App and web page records
++++++++++++++++++++
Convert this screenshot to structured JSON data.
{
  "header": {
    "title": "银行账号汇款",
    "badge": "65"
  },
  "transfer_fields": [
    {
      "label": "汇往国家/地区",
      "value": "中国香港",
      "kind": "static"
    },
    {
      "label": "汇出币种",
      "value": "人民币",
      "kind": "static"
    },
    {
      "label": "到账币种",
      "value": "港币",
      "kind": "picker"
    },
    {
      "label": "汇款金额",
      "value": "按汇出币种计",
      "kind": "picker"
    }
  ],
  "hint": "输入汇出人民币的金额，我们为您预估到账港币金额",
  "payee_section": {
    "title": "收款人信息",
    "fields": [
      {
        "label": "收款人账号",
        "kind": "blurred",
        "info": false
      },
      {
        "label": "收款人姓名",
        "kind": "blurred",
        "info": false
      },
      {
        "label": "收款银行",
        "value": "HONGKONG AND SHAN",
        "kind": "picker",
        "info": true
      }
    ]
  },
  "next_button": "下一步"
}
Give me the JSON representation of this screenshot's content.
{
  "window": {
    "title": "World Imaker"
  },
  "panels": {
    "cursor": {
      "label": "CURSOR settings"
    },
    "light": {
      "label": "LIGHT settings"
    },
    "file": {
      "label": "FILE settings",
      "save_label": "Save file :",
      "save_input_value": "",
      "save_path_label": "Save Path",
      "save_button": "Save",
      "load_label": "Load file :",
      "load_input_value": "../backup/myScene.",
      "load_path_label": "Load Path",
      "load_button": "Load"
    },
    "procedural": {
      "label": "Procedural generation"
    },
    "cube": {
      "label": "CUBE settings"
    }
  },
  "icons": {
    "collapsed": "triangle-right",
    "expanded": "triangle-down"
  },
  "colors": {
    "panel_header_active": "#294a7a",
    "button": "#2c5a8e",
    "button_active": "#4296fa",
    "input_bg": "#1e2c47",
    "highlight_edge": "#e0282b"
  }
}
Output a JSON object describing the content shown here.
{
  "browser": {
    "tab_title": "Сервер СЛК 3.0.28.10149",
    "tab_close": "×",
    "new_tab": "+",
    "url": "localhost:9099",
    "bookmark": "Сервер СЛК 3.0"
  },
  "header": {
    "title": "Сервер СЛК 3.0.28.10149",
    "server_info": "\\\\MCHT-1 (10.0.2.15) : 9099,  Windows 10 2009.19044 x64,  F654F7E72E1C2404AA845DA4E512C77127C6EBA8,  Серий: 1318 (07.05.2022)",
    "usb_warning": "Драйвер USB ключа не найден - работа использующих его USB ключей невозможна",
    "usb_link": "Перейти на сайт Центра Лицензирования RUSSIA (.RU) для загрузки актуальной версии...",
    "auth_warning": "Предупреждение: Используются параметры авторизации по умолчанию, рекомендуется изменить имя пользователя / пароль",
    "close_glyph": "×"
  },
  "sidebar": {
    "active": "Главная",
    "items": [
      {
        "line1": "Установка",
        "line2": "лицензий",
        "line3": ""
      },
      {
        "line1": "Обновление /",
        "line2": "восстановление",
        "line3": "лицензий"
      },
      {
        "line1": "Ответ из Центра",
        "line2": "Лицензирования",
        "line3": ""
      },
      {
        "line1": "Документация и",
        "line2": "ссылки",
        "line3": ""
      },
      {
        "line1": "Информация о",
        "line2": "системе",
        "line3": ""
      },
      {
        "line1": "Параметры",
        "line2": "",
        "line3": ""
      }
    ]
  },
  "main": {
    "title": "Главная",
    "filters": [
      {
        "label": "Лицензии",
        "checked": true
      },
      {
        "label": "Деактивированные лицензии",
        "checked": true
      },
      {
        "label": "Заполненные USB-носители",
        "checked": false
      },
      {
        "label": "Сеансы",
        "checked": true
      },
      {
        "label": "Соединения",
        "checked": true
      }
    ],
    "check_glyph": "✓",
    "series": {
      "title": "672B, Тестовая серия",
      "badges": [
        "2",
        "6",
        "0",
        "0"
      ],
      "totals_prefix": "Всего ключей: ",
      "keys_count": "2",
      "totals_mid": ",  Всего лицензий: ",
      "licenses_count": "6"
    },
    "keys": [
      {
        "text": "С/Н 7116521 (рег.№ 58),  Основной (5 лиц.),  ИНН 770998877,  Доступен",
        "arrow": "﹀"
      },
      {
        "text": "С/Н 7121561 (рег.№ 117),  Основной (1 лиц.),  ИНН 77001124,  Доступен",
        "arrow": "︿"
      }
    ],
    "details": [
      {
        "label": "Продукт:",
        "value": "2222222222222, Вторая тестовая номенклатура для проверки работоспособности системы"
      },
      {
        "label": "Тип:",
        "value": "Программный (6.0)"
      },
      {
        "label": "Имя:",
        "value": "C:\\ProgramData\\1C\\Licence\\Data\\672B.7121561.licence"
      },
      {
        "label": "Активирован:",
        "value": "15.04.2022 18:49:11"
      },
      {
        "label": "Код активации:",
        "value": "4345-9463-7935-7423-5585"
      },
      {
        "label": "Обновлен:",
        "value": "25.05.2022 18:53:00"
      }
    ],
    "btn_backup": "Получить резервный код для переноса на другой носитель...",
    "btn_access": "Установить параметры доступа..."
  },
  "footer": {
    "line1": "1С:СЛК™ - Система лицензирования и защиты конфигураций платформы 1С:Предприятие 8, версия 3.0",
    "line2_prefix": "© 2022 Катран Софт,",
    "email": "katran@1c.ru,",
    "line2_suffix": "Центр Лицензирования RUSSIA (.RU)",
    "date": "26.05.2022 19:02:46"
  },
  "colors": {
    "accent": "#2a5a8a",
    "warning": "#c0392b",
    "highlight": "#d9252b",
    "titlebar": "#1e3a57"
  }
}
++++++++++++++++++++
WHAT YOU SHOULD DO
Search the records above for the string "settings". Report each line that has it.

ANSWER TO THIS PROBLEM
      "label": "CURSOR settings"
      "label": "LIGHT settings"
      "label": "FILE settings",
      "label": "CUBE settings"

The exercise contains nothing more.